● **TASK ITEM**
Your task is to restate the data word for word.

***** INPUT MATERIAL *****

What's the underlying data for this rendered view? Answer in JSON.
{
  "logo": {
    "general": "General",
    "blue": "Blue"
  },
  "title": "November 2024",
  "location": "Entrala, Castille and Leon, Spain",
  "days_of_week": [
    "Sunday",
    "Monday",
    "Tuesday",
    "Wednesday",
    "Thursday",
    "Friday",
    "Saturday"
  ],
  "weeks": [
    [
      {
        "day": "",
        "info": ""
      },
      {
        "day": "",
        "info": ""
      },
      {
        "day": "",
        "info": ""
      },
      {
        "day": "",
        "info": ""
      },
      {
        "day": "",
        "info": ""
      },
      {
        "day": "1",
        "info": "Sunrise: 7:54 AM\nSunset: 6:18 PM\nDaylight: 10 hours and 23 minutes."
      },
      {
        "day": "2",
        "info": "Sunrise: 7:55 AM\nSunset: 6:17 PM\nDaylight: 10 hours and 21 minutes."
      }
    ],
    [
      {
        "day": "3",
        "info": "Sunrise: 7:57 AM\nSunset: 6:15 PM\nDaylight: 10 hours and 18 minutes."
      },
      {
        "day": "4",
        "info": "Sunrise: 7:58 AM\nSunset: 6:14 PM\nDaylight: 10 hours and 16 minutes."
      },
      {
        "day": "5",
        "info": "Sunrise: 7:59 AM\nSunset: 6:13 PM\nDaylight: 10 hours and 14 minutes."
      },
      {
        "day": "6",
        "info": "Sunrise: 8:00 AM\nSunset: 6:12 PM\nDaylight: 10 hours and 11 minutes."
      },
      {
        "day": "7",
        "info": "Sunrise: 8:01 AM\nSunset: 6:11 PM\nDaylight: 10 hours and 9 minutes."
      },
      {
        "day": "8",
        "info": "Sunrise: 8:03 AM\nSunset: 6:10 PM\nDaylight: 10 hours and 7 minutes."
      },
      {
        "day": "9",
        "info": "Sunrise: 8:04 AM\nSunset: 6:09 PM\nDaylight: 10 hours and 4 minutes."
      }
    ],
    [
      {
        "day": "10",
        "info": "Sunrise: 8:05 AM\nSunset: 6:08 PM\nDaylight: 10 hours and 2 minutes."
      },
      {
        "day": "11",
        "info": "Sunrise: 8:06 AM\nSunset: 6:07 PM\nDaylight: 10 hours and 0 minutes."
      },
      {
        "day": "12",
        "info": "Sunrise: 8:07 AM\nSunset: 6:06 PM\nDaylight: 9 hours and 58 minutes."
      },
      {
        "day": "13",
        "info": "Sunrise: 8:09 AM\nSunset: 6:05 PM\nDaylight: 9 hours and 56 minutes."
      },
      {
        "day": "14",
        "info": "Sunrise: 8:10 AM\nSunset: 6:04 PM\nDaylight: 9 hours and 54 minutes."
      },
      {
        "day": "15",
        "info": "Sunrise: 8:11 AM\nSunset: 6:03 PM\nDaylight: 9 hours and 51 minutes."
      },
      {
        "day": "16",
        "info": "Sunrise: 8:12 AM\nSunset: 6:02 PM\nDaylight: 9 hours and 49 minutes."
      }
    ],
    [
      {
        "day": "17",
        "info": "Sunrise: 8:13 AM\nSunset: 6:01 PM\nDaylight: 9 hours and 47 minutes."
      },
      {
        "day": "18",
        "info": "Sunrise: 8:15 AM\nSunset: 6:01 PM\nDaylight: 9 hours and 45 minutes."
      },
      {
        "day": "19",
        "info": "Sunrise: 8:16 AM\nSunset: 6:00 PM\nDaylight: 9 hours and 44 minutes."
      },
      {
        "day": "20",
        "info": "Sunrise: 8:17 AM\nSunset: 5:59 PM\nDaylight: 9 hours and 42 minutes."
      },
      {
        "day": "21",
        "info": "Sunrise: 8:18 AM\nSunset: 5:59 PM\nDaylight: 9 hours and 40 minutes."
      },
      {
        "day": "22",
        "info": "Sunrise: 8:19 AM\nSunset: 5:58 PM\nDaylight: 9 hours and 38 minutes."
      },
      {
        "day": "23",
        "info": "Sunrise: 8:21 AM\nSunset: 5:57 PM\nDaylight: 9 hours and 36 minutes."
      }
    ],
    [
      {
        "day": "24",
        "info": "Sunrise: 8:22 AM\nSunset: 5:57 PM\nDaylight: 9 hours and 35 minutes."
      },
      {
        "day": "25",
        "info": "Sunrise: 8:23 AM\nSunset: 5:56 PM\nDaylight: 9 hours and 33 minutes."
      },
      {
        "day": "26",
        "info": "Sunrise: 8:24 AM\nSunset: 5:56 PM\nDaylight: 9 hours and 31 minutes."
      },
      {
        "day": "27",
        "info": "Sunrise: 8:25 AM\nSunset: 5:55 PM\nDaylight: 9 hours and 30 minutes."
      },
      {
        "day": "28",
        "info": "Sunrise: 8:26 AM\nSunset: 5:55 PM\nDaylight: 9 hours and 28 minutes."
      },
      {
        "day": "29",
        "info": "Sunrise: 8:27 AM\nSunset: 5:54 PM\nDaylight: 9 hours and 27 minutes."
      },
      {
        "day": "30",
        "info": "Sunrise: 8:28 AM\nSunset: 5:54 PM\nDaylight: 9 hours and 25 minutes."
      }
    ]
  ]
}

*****

● **RESPONSE AREA**
What's the underlying data for this rendered view? Answer in JSON.
{
  "logo": {
    "general": "General",
    "blue": "Blue"
  },
  "title": "November 2024",
  "location": "Entrala, Castille and Leon, Spain",
  "days_of_week": [
    "Sunday",
    "Monday",
    "Tuesday",
    "Wednesday",
    "Thursday",
    "Friday",
    "Saturday"
  ],
  "weeks": [
    [
      {
        "day": "",
        "info": ""
      },
      {
        "day": "",
        "info": ""
      },
      {
        "day": "",
        "info": ""
      },
      {
        "day": "",
        "info": ""
      },
      {
        "day": "",
        "info": ""
      },
      {
        "day": "1",
        "info": "Sunrise: 7:54 AM\nSunset: 6:18 PM\nDaylight: 10 hours and 23 minutes."
      },
      {
        "day": "2",
        "info": "Sunrise: 7:55 AM\nSunset: 6:17 PM\nDaylight: 10 hours and 21 minutes."
      }
    ],
    [
      {
        "day": "3",
        "info": "Sunrise: 7:57 AM\nSunset: 6:15 PM\nDaylight: 10 hours and 18 minutes."
      },
      {
        "day": "4",
        "info": "Sunrise: 7:58 AM\nSunset: 6:14 PM\nDaylight: 10 hours and 16 minutes."
      },
      {
        "day": "5",
        "info": "Sunrise: 7:59 AM\nSunset: 6:13 PM\nDaylight: 10 hours and 14 minutes."
      },
      {
        "day": "6",
        "info": "Sunrise: 8:00 AM\nSunset: 6:12 PM\nDaylight: 10 hours and 11 minutes."
      },
      {
        "day": "7",
        "info": "Sunrise: 8:01 AM\nSunset: 6:11 PM\nDaylight: 10 hours and 9 minutes."
      },
      {
        "day": "8",
        "info": "Sunrise: 8:03 AM\nSunset: 6:10 PM\nDaylight: 10 hours and 7 minutes."
      },
      {
        "day": "9",
        "info": "Sunrise: 8:04 AM\nSunset: 6:09 PM\nDaylight: 10 hours and 4 minutes."
      }
    ],
    [
      {
        "day": "10",
        "info": "Sunrise: 8:05 AM\nSunset: 6:08 PM\nDaylight: 10 hours and 2 minutes."
      },
      {
        "day": "11",
        "info": "Sunrise: 8:06 AM\nSunset: 6:07 PM\nDaylight: 10 hours and 0 minutes."
      },
      {
        "day": "12",
        "info": "Sunrise: 8:07 AM\nSunset: 6:06 PM\nDaylight: 9 hours and 58 minutes."
      },
      {
        "day": "13",
        "info": "Sunrise: 8:09 AM\nSunset: 6:05 PM\nDaylight: 9 hours and 56 minutes."
      },
      {
        "day": "14",
        "info": "Sunrise: 8:10 AM\nSunset: 6:04 PM\nDaylight: 9 hours and 54 minutes."
      },
      {
        "day": "15",
        "info": "Sunrise: 8:11 AM\nSunset: 6:03 PM\nDaylight: 9 hours and 51 minutes."
      },
      {
        "day": "16",
        "info": "Sunrise: 8:12 AM\nSunset: 6:02 PM\nDaylight: 9 hours and 49 minutes."
      }
    ],
    [
      {
        "day": "17",
        "info": "Sunrise: 8:13 AM\nSunset: 6:01 PM\nDaylight: 9 hours and 47 minutes."
      },
      {
        "day": "18",
        "info": "Sunrise: 8:15 AM\nSunset: 6:01 PM\nDaylight: 9 hours and 45 minutes."
      },
      {
        "day": "19",
        "info": "Sunrise: 8:16 AM\nSunset: 6:00 PM\nDaylight: 9 hours and 44 minutes."
      },
      {
        "day": "20",
        "info": "Sunrise: 8:17 AM\nSunset: 5:59 PM\nDaylight: 9 hours and 42 minutes."
      },
      {
        "day": "21",
        "info": "Sunrise: 8:18 AM\nSunset: 5:59 PM\nDaylight: 9 hours and 40 minutes."
      },
      {
        "day": "22",
        "info": "Sunrise: 8:19 AM\nSunset: 5:58 PM\nDaylight: 9 hours and 38 minutes."
      },
      {
        "day": "23",
        "info": "Sunrise: 8:21 AM\nSunset: 5:57 PM\nDaylight: 9 hours and 36 minutes."
      }
    ],
    [
      {
        "day": "24",
        "info": "Sunrise: 8:22 AM\nSunset: 5:57 PM\nDaylight: 9 hours and 35 minutes."
      },
      {
        "day": "25",
        "info": "Sunrise: 8:23 AM\nSunset: 5:56 PM\nDaylight: 9 hours and 33 minutes."
      },
      {
        "day": "26",
        "info": "Sunrise: 8:24 AM\nSunset: 5:56 PM\nDaylight: 9 hours and 31 minutes."
      },
      {
        "day": "27",
        "info": "Sunrise: 8:25 AM\nSunset: 5:55 PM\nDaylight: 9 hours and 30 minutes."
      },
      {
        "day": "28",
        "info": "Sunrise: 8:26 AM\nSunset: 5:55 PM\nDaylight: 9 hours and 28 minutes."
      },
      {
        "day": "29",
        "info": "Sunrise: 8:27 AM\nSunset: 5:54 PM\nDaylight: 9 hours and 27 minutes."
      },
      {
        "day": "30",
        "info": "Sunrise: 8:28 AM\nSunset: 5:54 PM\nDaylight: 9 hours and 25 minutes."
      }
    ]
  ]
}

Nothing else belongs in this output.